“But I grew up with the Beatles. I enjoy it very much. I love teaching music; I get really involved in it. And this is a way that I can get students excited about studying music and not have it be 13th-century French stuff, which is great stuff and I can sell it to you like nobody’s business. But this is a way to communicate with students who wouldn’t normally take some of the classes I teach because they involve classical music.”
Students are likely interested in learning about the band because of its familiarity to them and because the material is slightly removed from the academic canon, according to Payne. He starts off the course by asking: “How am I getting away with teaching a class about a boy band that broke up over 50 years ago and released their first songs almost 60 years ago? Why are we still listening to them?”
Students still tend to know all the Beatles’ names and frequently know their songs from childhood through their parents or grandparents.
Although the Beatles and their music touched many areas of culture and could be taught in numerous departments, Payne said the Beatles were primarily musicians, and that’s what they really knew. His course focuses on the music with him and his students taking songs apart.
“I try to show them how the Beatles put a song together, what the elements are in that song and how those elements in that song work together to create some kind of satisfying experience musically where something happens,” Payne said. “And there’s an arc that has a beginning, middle and end, so to speak, and there’s some sense of satisfaction — a kind of a journey that you’ve gone through.
“All of this — as well as things that are in the lyrics — can be explained through musical means. Like why does this particular section of the song, like a bridge, have a particular structure to it? What’s its purpose?”
Additionally, they examine how particular recordings were made. Technology in musical production was developing and growing at the time, and many of the things the band was doing were experimental and unusual, according to Payne. Misusing equipment to get a particular sound is one example.
Focusing on the band’s musical development, Payne points out that the Beatles didn’t read music, and he uses musical notation sparingly. Most of it is done by ear.
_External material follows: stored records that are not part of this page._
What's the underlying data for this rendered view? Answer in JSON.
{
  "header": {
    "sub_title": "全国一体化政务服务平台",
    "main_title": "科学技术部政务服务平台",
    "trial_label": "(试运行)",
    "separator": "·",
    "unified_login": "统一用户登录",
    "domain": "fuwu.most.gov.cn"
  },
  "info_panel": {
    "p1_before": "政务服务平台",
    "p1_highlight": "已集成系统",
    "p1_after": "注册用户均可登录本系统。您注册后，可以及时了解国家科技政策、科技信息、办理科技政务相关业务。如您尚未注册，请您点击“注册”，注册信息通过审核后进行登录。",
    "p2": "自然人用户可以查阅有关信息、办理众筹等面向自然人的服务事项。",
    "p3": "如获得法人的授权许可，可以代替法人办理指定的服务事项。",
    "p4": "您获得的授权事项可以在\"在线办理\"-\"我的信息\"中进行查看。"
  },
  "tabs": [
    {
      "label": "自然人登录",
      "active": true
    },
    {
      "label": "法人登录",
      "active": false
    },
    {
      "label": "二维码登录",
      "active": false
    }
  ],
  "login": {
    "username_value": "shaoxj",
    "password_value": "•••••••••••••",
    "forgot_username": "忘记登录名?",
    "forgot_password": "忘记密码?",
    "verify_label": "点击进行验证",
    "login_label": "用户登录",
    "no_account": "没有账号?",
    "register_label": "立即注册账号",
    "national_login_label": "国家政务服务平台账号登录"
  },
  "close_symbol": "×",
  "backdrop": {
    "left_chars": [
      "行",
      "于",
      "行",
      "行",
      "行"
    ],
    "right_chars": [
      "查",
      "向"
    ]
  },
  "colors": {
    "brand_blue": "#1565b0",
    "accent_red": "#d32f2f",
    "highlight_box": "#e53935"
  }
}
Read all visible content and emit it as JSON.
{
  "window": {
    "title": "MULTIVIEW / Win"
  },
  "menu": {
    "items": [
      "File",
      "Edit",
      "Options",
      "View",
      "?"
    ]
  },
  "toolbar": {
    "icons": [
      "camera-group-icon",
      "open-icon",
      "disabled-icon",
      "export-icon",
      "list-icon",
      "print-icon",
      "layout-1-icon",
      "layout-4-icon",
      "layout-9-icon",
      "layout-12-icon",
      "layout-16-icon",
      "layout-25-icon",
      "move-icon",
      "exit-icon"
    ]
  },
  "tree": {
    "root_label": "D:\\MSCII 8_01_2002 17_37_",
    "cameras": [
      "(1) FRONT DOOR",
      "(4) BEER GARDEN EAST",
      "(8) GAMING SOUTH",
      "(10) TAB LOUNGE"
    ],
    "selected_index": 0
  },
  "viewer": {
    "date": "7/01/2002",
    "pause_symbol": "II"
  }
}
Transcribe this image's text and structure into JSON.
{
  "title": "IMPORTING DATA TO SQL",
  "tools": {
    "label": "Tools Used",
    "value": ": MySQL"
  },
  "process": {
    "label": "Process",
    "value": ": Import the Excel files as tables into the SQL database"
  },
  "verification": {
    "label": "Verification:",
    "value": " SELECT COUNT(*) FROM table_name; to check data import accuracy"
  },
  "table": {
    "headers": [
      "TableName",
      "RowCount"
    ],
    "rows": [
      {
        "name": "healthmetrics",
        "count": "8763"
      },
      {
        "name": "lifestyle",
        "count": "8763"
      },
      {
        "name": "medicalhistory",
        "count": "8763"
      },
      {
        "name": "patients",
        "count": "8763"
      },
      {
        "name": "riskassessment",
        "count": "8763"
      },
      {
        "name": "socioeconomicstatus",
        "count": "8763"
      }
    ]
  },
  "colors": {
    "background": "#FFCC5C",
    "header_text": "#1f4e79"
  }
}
What about all those iconic Beatles beats and bops that magically lift people up?
“We talk a lot about harmony, like chord progressions,” Payne said. “I have them memorize certain formulas that the Beatles and pop music and blues music and folk music use over and over again. There’s a lot of formulaic stuff in their songs.
“We’re a music class, so I say: ‘I want to explain to you and I want us to talk about when something happens in a song that makes us feel a certain way or that pushes us in a particular direction.’ There are frequently ways that the music itself — when you talk about abstract things like chord structure or a harmonic pattern — can explain why you’re getting that reaction.”
Side by side, professor and students continue to tinker with the sounds behind the phenomenon.
“It’s been very gratifying that a number of students have said that it’s been their favorite class at William & Mary,” Payne said. “Now I don’t know whether that’s because it’s really easy or not. What I find interesting is that they seem to get as excited as I do about it.”
Jennifer L. Williams, Communications Specialist